◆ **ASSIGNED TASK**
I would like each line of the data that holds the word "background" copied out.

---- PROVIDED DATA

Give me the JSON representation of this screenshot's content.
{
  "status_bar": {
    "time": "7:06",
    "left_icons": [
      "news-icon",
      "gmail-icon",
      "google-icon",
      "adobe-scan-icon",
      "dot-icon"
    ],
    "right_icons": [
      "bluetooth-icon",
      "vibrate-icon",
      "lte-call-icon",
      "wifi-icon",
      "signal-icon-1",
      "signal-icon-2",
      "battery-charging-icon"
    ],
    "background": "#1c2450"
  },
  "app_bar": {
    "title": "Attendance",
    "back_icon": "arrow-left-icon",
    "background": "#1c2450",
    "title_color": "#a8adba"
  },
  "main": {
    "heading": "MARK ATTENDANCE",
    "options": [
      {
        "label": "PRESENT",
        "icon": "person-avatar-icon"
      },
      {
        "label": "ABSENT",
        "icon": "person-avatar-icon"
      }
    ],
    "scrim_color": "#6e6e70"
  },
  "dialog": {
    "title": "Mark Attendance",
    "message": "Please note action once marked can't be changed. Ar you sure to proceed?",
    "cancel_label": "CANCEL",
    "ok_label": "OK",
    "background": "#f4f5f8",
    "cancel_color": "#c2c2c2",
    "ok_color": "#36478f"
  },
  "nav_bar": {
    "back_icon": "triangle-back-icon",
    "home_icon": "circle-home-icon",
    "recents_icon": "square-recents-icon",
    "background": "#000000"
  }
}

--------
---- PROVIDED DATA

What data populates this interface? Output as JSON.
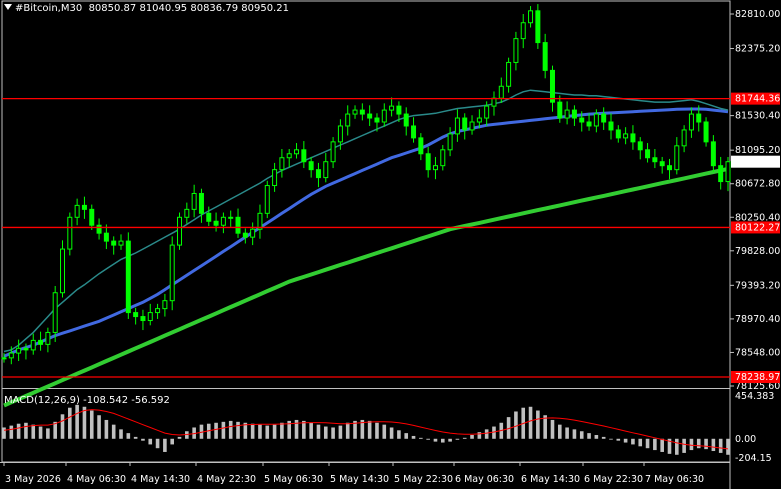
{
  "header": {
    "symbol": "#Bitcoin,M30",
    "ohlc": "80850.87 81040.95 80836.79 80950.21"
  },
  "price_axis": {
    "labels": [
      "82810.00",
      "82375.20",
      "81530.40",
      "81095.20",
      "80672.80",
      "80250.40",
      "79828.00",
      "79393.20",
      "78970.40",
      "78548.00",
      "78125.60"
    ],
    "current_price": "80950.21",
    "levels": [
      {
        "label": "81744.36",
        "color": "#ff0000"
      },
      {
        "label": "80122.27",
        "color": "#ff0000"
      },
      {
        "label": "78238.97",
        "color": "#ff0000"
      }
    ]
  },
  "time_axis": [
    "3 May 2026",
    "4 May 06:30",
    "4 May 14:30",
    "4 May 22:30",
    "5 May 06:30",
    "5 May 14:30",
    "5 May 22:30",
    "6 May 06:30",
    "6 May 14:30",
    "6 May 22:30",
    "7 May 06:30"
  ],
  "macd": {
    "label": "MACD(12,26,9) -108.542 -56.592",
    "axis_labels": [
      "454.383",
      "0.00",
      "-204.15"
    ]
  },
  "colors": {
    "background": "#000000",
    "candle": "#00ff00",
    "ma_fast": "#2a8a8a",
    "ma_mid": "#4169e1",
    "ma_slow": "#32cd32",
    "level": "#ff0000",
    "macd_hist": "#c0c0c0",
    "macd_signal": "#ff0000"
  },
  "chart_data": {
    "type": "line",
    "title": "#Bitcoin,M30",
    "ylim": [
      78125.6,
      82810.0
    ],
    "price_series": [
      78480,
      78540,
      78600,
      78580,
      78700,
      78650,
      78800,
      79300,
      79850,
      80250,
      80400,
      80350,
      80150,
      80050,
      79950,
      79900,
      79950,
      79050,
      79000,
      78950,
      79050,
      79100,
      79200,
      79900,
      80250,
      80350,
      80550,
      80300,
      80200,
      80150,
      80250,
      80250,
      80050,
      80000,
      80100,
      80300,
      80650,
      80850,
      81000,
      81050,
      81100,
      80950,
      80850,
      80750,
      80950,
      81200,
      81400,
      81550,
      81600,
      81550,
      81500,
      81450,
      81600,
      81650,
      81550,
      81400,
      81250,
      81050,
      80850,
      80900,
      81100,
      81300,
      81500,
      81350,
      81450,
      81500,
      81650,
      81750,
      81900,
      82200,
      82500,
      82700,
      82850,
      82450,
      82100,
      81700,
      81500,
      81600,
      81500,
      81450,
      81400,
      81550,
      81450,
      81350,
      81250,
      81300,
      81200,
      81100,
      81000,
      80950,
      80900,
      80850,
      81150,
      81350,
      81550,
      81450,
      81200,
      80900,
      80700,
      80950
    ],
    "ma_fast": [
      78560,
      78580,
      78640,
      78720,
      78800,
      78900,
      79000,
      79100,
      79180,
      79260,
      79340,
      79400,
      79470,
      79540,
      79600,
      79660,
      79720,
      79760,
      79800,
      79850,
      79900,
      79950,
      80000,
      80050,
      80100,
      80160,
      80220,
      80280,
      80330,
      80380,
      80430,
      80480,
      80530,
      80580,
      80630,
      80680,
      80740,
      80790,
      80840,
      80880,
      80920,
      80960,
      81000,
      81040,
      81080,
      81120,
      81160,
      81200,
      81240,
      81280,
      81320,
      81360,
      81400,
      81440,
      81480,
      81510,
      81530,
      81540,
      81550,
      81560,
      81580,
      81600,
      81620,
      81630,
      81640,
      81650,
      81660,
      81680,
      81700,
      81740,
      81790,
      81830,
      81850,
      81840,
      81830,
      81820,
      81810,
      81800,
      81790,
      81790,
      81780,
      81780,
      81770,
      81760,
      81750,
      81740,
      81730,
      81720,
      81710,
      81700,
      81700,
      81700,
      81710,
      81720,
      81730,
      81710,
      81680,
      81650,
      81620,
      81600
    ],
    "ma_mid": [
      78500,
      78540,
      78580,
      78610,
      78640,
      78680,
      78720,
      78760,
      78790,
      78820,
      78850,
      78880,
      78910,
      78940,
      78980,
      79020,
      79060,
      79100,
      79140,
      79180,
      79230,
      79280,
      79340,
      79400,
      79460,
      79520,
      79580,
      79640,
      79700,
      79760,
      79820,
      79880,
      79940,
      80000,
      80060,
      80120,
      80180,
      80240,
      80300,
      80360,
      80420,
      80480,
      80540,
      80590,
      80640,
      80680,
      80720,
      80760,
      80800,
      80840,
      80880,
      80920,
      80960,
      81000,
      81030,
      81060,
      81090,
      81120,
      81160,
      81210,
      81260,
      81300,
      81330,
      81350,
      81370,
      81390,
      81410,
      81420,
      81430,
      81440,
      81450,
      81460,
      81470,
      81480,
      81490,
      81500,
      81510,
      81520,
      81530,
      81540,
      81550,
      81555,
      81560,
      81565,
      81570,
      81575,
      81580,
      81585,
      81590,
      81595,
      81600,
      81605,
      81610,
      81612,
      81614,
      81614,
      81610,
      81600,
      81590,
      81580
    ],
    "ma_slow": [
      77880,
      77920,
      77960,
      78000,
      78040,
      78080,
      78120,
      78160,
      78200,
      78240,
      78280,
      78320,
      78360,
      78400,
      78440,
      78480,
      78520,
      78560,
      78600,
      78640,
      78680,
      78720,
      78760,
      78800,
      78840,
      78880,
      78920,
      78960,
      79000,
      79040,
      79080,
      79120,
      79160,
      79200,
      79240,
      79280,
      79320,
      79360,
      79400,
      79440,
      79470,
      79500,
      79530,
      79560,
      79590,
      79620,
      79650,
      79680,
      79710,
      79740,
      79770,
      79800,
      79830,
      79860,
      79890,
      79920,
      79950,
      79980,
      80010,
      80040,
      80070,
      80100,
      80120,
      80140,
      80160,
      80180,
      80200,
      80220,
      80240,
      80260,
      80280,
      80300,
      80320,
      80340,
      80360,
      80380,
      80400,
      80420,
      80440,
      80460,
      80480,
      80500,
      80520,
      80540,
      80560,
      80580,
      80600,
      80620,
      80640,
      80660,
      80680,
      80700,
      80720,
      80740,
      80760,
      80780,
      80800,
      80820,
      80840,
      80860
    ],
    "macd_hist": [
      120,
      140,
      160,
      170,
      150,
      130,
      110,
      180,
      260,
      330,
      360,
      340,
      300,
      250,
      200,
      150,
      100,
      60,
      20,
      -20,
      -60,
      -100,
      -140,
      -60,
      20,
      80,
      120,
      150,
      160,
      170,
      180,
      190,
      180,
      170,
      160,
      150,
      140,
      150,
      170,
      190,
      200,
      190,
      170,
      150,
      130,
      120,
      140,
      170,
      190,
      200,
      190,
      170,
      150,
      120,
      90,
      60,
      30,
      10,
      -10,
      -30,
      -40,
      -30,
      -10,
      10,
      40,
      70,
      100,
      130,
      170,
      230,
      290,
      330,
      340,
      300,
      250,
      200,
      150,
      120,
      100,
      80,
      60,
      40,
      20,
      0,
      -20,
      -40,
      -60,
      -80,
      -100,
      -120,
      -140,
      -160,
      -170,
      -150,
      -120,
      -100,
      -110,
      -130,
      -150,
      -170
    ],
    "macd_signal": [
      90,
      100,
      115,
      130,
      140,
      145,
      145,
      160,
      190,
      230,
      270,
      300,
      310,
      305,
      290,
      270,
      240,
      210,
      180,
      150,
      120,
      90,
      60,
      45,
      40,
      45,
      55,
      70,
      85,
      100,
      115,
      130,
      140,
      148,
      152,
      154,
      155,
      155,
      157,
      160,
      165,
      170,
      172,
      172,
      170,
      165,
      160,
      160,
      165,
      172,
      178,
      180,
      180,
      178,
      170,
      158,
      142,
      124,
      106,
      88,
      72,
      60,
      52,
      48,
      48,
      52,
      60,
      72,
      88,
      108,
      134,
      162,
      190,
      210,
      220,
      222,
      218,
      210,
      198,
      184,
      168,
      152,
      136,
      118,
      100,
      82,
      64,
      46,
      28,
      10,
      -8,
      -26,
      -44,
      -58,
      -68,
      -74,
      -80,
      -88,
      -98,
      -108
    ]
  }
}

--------
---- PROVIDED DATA

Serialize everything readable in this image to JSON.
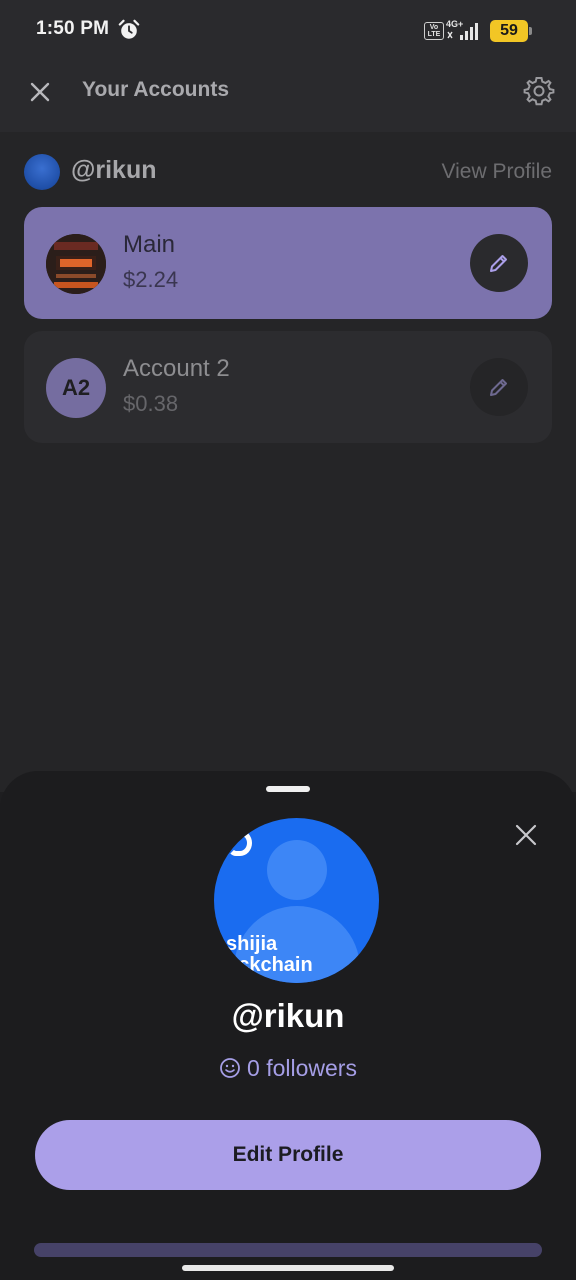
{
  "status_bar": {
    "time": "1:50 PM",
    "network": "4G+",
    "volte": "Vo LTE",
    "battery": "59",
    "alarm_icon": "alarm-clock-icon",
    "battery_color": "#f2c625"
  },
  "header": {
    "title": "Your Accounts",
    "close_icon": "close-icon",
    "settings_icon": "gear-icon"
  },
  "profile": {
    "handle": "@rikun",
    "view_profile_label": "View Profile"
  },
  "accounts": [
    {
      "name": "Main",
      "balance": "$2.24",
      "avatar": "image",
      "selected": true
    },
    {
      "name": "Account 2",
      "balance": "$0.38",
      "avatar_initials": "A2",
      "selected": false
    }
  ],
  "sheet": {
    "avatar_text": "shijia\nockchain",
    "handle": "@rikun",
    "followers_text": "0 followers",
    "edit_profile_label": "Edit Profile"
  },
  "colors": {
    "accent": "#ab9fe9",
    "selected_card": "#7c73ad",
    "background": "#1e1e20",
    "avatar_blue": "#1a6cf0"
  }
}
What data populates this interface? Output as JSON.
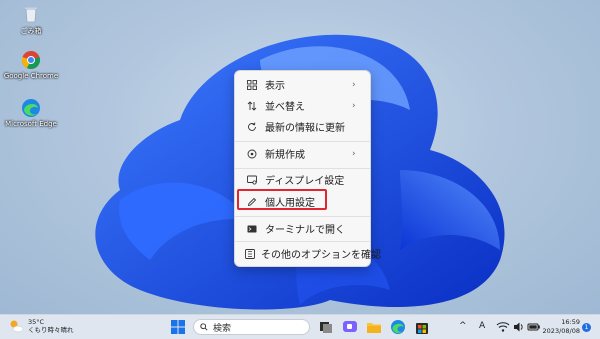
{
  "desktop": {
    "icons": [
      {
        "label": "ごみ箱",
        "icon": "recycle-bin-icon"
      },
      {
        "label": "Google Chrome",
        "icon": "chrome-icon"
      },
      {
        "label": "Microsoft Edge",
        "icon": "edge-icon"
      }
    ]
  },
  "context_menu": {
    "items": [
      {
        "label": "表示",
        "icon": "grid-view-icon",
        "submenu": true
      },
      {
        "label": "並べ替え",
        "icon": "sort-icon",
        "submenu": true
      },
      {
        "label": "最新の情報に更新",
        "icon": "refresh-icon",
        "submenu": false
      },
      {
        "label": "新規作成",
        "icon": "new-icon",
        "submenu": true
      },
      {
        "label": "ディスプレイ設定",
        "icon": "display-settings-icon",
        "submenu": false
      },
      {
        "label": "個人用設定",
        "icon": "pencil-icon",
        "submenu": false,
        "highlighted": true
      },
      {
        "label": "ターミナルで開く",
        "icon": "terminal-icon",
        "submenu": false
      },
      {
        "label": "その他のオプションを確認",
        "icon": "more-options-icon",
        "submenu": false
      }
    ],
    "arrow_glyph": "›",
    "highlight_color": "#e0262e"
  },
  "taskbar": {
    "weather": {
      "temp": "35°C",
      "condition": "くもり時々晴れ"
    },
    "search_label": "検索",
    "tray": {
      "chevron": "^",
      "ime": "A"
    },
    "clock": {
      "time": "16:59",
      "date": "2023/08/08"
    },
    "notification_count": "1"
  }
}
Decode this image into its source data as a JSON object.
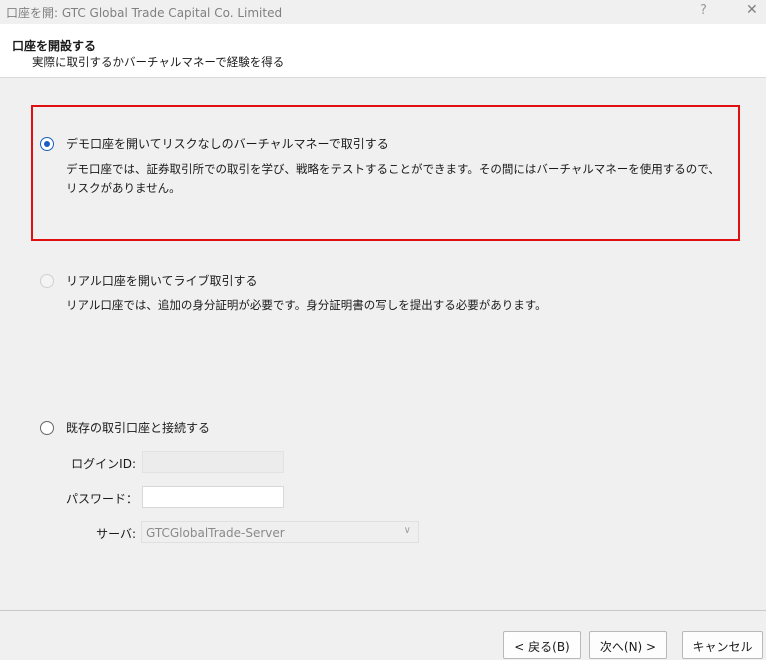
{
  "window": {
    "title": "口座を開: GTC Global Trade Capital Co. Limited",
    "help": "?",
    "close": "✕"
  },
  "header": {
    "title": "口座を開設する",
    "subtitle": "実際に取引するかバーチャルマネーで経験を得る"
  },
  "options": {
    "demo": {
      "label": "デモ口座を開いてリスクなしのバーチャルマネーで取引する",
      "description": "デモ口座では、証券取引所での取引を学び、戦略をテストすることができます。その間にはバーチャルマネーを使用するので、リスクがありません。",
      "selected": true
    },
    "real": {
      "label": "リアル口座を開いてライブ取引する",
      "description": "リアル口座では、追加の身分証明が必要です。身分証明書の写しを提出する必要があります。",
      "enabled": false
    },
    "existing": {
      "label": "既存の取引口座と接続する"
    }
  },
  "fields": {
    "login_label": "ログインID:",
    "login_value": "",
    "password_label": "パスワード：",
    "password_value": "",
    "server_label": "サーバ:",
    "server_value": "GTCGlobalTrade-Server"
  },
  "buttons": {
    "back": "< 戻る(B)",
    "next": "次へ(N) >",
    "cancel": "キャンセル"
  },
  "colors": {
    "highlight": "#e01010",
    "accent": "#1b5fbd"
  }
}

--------

◆ **SOLUTION FOR THIS PROBLEM**
    "background": "#1c2450"
    "background": "#1c2450",
    "background": "#f4f5f8",
    "background": "#000000"
    "background": "#000000",
    "background": "#1e1e20",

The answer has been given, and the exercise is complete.